Earth and its flora and fauna apparently took more than 10 million
years to recover from this disastrous event. The scary part is that this
organism is still alive and well everywhere on Earth - even in our
intestines. Thus there is a distinct possibility that such an event
could occur again. The only difference this time is that there are
people - or more precisely, humans, on the planet who may be able to
stem the tide in their favour.
There are many other ways in which Man and other creatures could be
wiped out from the Earth. An asteroid/planetary body impact is still one
of the most feared possibilities.
Scientists are tracking such objects 24/7 to avert just such a
disaster. From time to time, some celestial objects manage to come very
close to Earth (in cosmic terms). Scientists are devising various
high-tech means and ways of deflecting such objects, including nuclear
strikes, to avoid a massive and disastrous collision with Earth -
Armageddon or Deep Impact style.
Another possibility is a disease which turns into a virulent
epidemic, killing off most of the world’s population. Yes, the Earth
itself would not be affected, but the human population and/or some other
animal populations would be effectively wiped out.
We have seen several close calls in recent times - SARS, bird flu,
H1N1 - which can all potentially turn deadly on a massive scale.
Scientists are racing to find cures and vaccinations to these
afflictions before they can cause harm on such a global scale.
Many movies depict a post-apocalypse Earth with little or no human
presence - it is an eerie thought, albeit a probable one.
Mankind may also be eventually responsible for its own downfall and
the destruction of the Earth. Our activities have caused climatic
changes which led to a rise in Carbon Dioxide levels, just as in the
extinction event outlined earlier. Nuclear war among even just two
States can destroy much of the world.

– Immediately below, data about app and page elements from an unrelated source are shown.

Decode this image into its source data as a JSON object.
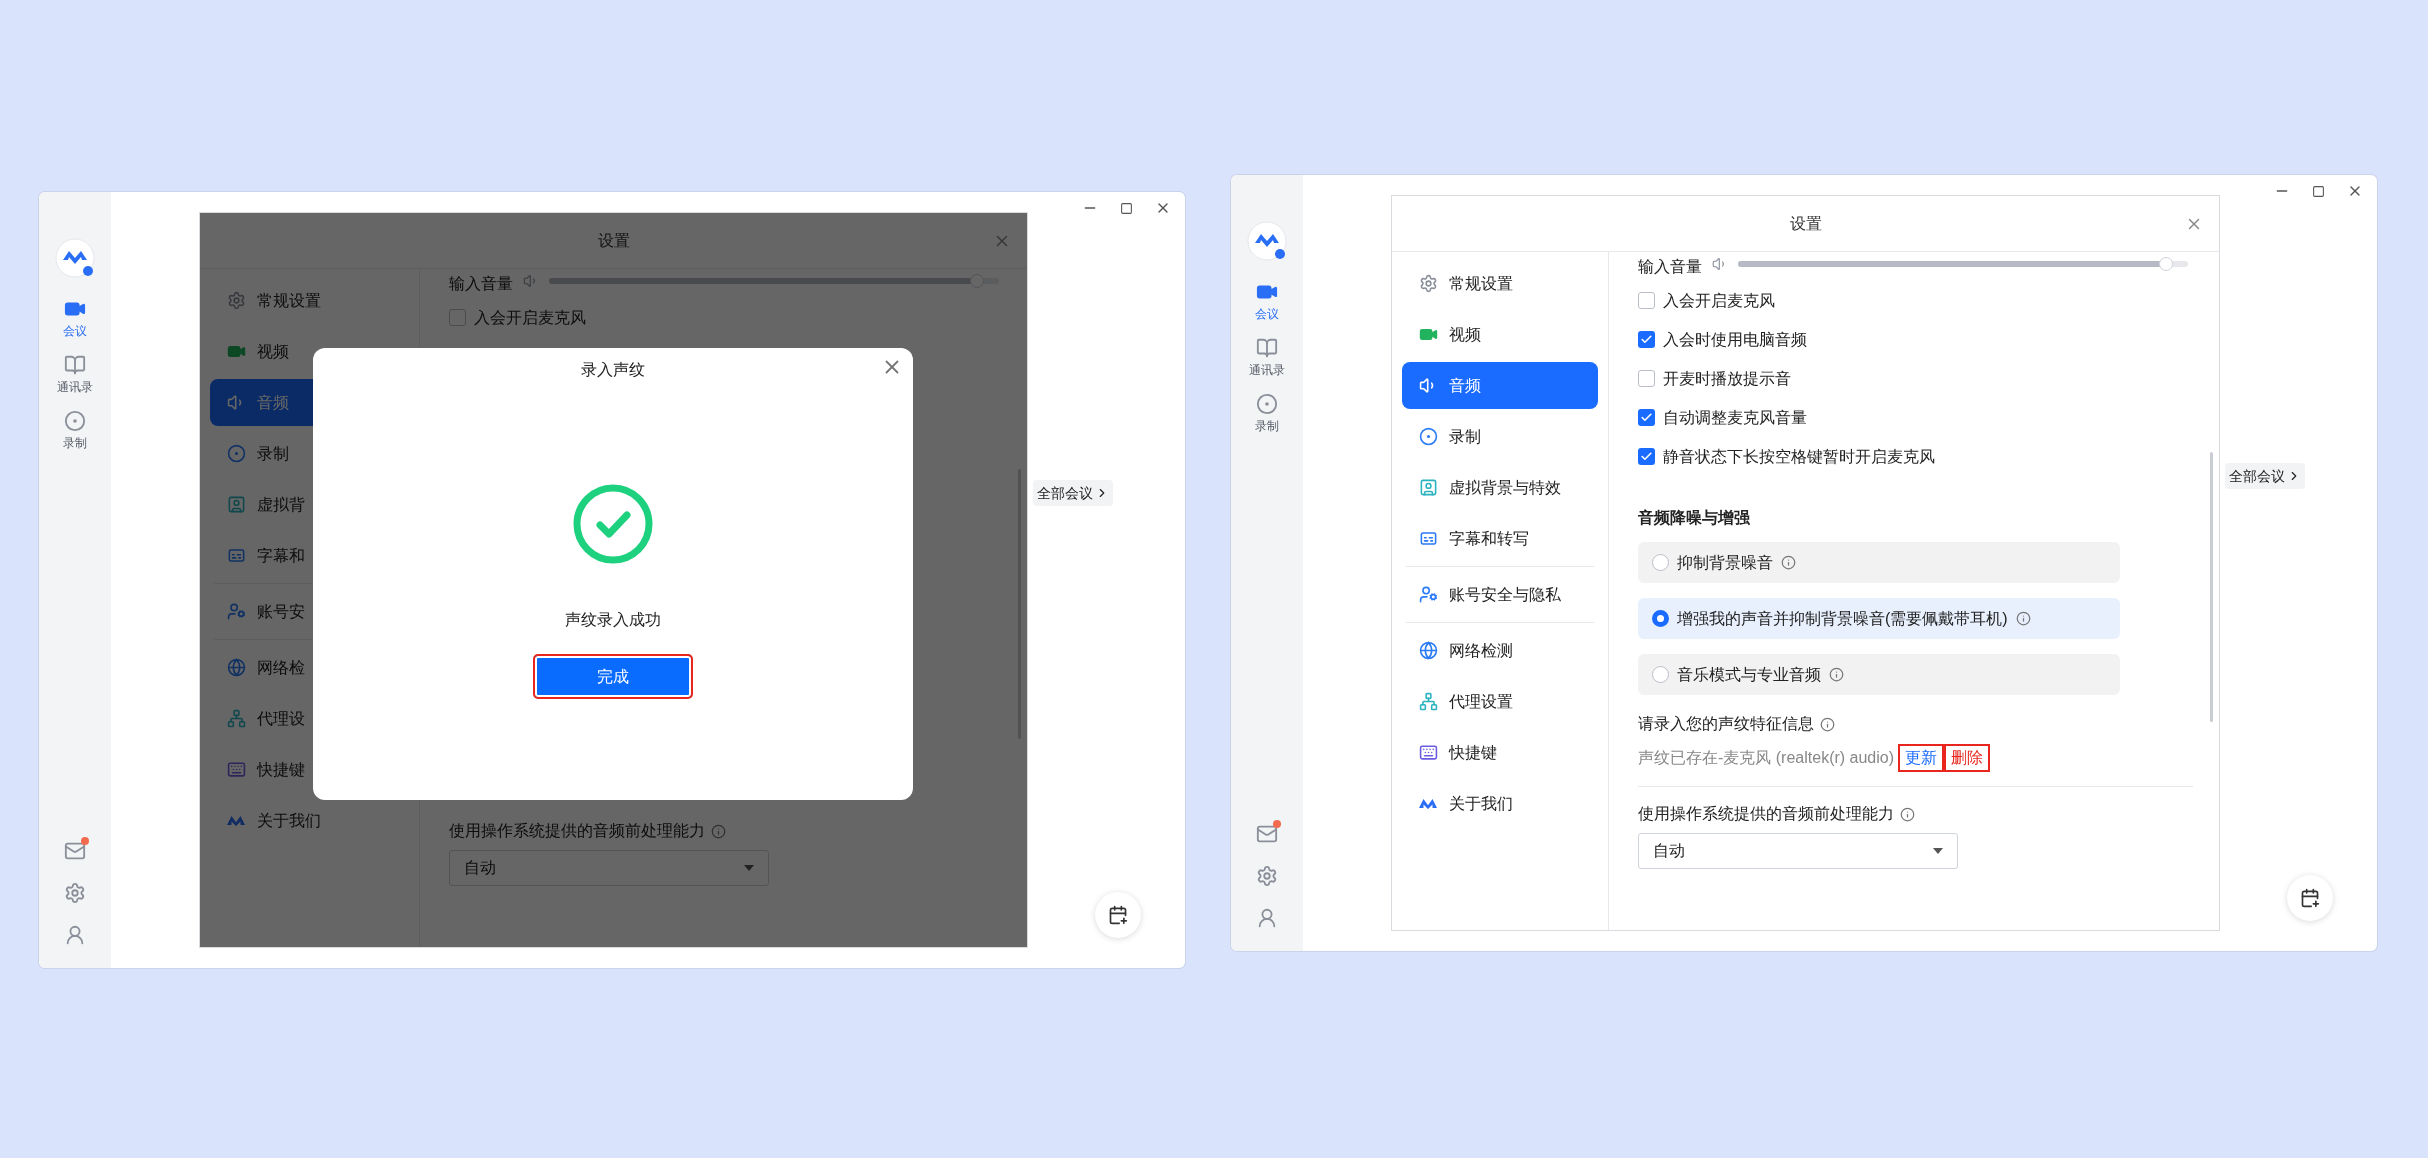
{
  "windows": [
    {
      "rail": {
        "items": [
          {
            "label": "会议",
            "selected": true
          },
          {
            "label": "通讯录",
            "selected": false
          },
          {
            "label": "录制",
            "selected": false
          }
        ],
        "mail_unread": true
      },
      "all_meetings": "全部会议",
      "settings": {
        "title": "设置",
        "dimmed": true,
        "nav": [
          {
            "label": "常规设置",
            "selected": false
          },
          {
            "label": "视频",
            "selected": false
          },
          {
            "label": "音频",
            "selected": true
          },
          {
            "label": "录制",
            "selected": false
          },
          {
            "label": "虚拟背",
            "selected": false
          },
          {
            "label": "字幕和",
            "selected": false
          },
          {
            "label": "账号安",
            "selected": false
          },
          {
            "label": "网络检",
            "selected": false
          },
          {
            "label": "代理设",
            "selected": false
          },
          {
            "label": "快捷键",
            "selected": false
          },
          {
            "label": "关于我们",
            "selected": false
          }
        ],
        "volume": {
          "label": "输入音量",
          "level": 0.95
        },
        "checkboxes": [
          {
            "label": "入会开启麦克风",
            "checked": false
          }
        ],
        "preprocess": {
          "label": "使用操作系统提供的音频前处理能力",
          "value": "自动"
        }
      },
      "dialog": {
        "title": "录入声纹",
        "message": "声纹录入成功",
        "button": "完成"
      }
    },
    {
      "rail": {
        "items": [
          {
            "label": "会议",
            "selected": true
          },
          {
            "label": "通讯录",
            "selected": false
          },
          {
            "label": "录制",
            "selected": false
          }
        ],
        "mail_unread": true
      },
      "all_meetings": "全部会议",
      "settings": {
        "title": "设置",
        "dimmed": false,
        "nav": [
          {
            "label": "常规设置",
            "selected": false
          },
          {
            "label": "视频",
            "selected": false
          },
          {
            "label": "音频",
            "selected": true
          },
          {
            "label": "录制",
            "selected": false
          },
          {
            "label": "虚拟背景与特效",
            "selected": false
          },
          {
            "label": "字幕和转写",
            "selected": false
          },
          {
            "label": "账号安全与隐私",
            "selected": false
          },
          {
            "label": "网络检测",
            "selected": false
          },
          {
            "label": "代理设置",
            "selected": false
          },
          {
            "label": "快捷键",
            "selected": false
          },
          {
            "label": "关于我们",
            "selected": false
          }
        ],
        "volume": {
          "label": "输入音量",
          "level": 0.95
        },
        "checkboxes": [
          {
            "label": "入会开启麦克风",
            "checked": false
          },
          {
            "label": "入会时使用电脑音频",
            "checked": true
          },
          {
            "label": "开麦时播放提示音",
            "checked": false
          },
          {
            "label": "自动调整麦克风音量",
            "checked": true
          },
          {
            "label": "静音状态下长按空格键暂时开启麦克风",
            "checked": true
          }
        ],
        "noise": {
          "title": "音频降噪与增强",
          "options": [
            {
              "label": "抑制背景噪音",
              "selected": false
            },
            {
              "label": "增强我的声音并抑制背景噪音(需要佩戴带耳机)",
              "selected": true
            },
            {
              "label": "音乐模式与专业音频",
              "selected": false
            }
          ]
        },
        "voiceprint": {
          "label": "请录入您的声纹特征信息",
          "status": "声纹已存在-麦克风 (realtek(r) audio)",
          "update": "更新",
          "delete": "删除"
        },
        "preprocess": {
          "label": "使用操作系统提供的音频前处理能力",
          "value": "自动"
        }
      }
    }
  ]
}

The resulting radioactive ash cloud will prevent the sun’s rays from
penetrating to the ground which will hasten the demise of plants and
animals in that order. (Without ample sunshine, plants will not be able
to engage in photosynthesis, their preferred method of energy
We are still learning about our planet. The Earth has survived so far
for nearly 4.5 billion years and can go on at least for another 4.5
billion years (as long as the Sun lasts). The only exception will be an
event, natural or man-made, that fundamentally alters it.
However, long before that, intrepid humans will have explored other
worlds beyond our Solar System and established colonies that will also
be inhabited by selected flora and fauna. The Earth will live on by
other means, even if it is destroyed physically.